# Are positive real numbers $x,y$ allowed to be taken out during this proof?

Prove $$\left(x^2 – y^2\right)\left(\frac1y – \frac1x\right) \ge 0$$ where $x$ and $y$ are positive real numbers.

Can I simplify $\frac{(x^2 – y^2)(x-y)}{xy} \ge 0$
and then $(x^2 – y^2)(x-y) \ge 0$ cancelling out the $xy$?

Is this valid because then
\begin{align}
(x+y)(x-y)(x-y)&\ge 0\cdot(x-y)^2\ge 0
\end{align}
which is always true and then prove backwards from here?

#### Solutions Collecting From Web of "Are positive real numbers $x,y$ allowed to be taken out during this proof?"

If $x,y$ are positive, then $xy>0$; so, when you have

$$\frac{(x^2 – y^2)(x-y)}{xy} \ge 0$$

you’re allowed to multiply by $xy$ (and the $\ge$ won’t flip), to get

$$(x^2 – y^2)(x-y) \ge 0$$

And from that indeed you can get

$$(x^2 – y^2)(x-y)=(x+y)(x-y)(x-y)=(x+y)(x-y)^2 \ge 0$$
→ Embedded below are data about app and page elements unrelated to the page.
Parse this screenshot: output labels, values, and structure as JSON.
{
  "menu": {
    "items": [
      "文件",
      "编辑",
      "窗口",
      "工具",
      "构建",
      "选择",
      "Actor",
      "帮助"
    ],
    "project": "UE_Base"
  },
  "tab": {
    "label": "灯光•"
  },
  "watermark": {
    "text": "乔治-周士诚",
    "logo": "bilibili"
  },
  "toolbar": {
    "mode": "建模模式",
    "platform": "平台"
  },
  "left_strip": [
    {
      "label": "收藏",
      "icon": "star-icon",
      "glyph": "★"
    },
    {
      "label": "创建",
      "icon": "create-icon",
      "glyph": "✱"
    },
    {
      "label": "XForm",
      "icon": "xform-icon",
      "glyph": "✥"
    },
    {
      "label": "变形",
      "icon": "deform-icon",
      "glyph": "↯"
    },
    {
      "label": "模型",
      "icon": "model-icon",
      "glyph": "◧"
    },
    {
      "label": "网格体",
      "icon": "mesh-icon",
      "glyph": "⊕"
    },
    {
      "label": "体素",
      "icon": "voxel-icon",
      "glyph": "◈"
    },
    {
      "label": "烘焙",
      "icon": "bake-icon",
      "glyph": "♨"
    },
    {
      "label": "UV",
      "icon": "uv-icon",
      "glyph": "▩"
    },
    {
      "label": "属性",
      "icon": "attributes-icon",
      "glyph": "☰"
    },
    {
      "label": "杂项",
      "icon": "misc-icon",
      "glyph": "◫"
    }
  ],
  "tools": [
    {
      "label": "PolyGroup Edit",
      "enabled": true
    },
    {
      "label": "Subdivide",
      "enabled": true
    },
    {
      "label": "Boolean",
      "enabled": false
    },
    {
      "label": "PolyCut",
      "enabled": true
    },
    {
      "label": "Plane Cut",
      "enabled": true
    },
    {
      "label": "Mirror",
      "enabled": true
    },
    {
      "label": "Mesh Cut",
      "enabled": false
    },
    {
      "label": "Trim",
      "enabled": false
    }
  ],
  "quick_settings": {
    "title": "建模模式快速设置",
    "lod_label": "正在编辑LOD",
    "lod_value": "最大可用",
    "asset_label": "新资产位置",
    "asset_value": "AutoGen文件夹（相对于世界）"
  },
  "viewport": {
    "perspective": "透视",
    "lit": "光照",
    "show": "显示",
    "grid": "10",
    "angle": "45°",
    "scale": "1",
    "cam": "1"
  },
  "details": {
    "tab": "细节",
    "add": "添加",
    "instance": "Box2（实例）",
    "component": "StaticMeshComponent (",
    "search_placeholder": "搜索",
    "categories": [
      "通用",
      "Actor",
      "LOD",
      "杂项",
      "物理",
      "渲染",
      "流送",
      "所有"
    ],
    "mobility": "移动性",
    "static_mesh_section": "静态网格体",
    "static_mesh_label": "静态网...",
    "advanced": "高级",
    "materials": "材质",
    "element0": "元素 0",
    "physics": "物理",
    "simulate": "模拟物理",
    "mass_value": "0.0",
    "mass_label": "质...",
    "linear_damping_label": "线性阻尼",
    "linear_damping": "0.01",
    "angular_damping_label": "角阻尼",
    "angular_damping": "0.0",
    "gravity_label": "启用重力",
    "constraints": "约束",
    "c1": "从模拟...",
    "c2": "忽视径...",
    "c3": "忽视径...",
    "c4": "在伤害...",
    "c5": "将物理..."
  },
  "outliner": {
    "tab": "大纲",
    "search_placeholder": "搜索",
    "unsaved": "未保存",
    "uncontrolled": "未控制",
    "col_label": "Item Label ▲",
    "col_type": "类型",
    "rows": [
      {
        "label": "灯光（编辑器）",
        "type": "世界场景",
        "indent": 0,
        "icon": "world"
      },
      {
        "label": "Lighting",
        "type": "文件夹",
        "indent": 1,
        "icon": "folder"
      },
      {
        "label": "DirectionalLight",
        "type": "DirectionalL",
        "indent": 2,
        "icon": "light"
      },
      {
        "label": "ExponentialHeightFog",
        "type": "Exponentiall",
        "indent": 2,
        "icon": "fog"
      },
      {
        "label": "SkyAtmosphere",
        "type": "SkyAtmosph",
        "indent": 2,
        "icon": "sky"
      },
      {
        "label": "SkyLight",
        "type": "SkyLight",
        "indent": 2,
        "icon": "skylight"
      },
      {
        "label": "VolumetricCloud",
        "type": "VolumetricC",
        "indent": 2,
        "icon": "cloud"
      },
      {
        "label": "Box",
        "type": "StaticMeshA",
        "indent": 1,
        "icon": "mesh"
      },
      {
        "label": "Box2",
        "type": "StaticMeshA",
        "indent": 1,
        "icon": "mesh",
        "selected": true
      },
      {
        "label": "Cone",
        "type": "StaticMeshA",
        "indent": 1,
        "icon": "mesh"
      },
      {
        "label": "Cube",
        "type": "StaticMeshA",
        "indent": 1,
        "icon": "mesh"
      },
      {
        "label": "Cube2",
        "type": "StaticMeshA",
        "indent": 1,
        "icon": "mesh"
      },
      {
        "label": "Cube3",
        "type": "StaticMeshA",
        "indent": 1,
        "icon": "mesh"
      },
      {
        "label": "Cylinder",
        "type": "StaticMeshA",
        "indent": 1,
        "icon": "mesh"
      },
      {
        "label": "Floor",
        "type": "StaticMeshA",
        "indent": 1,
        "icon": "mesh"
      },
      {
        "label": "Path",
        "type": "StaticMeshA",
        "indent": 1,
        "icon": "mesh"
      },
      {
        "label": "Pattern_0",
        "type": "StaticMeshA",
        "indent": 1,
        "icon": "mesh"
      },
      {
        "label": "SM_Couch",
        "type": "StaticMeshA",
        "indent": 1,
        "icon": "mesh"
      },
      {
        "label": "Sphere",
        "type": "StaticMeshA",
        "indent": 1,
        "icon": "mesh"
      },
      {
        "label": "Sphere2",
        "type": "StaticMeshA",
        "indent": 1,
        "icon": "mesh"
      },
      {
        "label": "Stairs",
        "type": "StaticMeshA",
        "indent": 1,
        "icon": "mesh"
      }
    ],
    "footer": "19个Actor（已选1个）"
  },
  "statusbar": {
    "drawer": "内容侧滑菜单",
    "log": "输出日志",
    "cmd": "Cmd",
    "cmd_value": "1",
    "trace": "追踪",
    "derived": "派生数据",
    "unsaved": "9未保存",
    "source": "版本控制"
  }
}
which is true, since $x+y>0$ and $(x-y)^2\ge 0$.